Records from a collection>
::::::

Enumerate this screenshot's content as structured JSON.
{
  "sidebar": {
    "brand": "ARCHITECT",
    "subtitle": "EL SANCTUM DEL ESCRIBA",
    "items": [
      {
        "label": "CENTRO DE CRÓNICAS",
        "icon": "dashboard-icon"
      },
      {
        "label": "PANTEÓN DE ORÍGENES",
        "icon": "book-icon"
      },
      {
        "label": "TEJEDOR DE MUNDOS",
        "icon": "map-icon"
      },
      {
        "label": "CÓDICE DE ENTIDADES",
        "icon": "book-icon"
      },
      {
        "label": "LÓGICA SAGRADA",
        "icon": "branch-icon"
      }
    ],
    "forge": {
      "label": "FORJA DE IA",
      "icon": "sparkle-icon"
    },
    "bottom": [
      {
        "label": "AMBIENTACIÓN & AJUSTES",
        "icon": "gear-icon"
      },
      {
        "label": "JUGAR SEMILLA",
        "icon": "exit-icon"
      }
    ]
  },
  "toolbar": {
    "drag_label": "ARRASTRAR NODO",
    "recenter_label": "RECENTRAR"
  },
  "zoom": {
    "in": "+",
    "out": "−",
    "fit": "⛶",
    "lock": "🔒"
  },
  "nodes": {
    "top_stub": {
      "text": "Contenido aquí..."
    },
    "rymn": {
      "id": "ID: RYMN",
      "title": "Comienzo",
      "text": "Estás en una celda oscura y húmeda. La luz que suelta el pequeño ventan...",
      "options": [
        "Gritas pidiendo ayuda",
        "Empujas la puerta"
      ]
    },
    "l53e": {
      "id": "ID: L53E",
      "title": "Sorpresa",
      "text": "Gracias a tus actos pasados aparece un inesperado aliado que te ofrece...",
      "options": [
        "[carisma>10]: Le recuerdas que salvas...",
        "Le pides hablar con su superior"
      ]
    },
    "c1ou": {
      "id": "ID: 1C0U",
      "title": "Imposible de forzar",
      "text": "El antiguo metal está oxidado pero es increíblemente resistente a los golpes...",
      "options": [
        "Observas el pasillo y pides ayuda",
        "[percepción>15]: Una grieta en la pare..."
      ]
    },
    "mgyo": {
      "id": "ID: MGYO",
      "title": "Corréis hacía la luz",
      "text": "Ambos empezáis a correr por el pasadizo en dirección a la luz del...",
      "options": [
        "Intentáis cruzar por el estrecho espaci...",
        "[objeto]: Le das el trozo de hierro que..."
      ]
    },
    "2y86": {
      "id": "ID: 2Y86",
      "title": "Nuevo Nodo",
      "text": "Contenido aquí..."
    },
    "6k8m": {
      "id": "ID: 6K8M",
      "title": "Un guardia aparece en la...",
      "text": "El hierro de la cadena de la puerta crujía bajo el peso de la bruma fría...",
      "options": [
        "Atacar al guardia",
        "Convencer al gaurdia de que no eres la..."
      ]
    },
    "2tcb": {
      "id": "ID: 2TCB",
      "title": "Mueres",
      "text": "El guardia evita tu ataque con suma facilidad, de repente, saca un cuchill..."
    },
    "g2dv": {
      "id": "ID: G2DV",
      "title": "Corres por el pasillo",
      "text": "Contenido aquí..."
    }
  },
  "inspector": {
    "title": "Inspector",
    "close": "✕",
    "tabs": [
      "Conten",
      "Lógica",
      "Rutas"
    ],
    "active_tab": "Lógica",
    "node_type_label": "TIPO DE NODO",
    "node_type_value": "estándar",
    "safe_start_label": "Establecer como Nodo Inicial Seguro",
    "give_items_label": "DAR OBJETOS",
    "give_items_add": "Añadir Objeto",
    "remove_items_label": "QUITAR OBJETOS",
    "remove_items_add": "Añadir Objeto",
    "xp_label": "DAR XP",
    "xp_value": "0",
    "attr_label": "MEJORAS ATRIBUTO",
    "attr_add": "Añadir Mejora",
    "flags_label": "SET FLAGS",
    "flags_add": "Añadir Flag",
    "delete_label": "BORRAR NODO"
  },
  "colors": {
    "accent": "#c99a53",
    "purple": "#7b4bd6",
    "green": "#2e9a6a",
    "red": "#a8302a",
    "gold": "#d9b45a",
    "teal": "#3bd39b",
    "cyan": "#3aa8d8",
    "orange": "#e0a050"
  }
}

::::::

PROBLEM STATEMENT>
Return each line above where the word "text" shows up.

REPLY TO THE EXERCISE>
      "text": "Contenido aquí..."
      "text": "Estás en una celda oscura y húmeda. La luz que suelta el pequeño ventan...",
      "text": "Gracias a tus actos pasados aparece un inesperado aliado que te ofrece...",
      "text": "El antiguo metal está oxidado pero es increíblemente resistente a los golpes...",
      "text": "Ambos empezáis a correr por el pasadizo en dirección a la luz del...",
      "text": "Contenido aquí..."
      "text": "El hierro de la cadena de la puerta crujía bajo el peso de la bruma fría...",
      "text": "El guardia evita tu ataque con suma facilidad, de repente, saca un cuchill..."
      "text": "Contenido aquí..."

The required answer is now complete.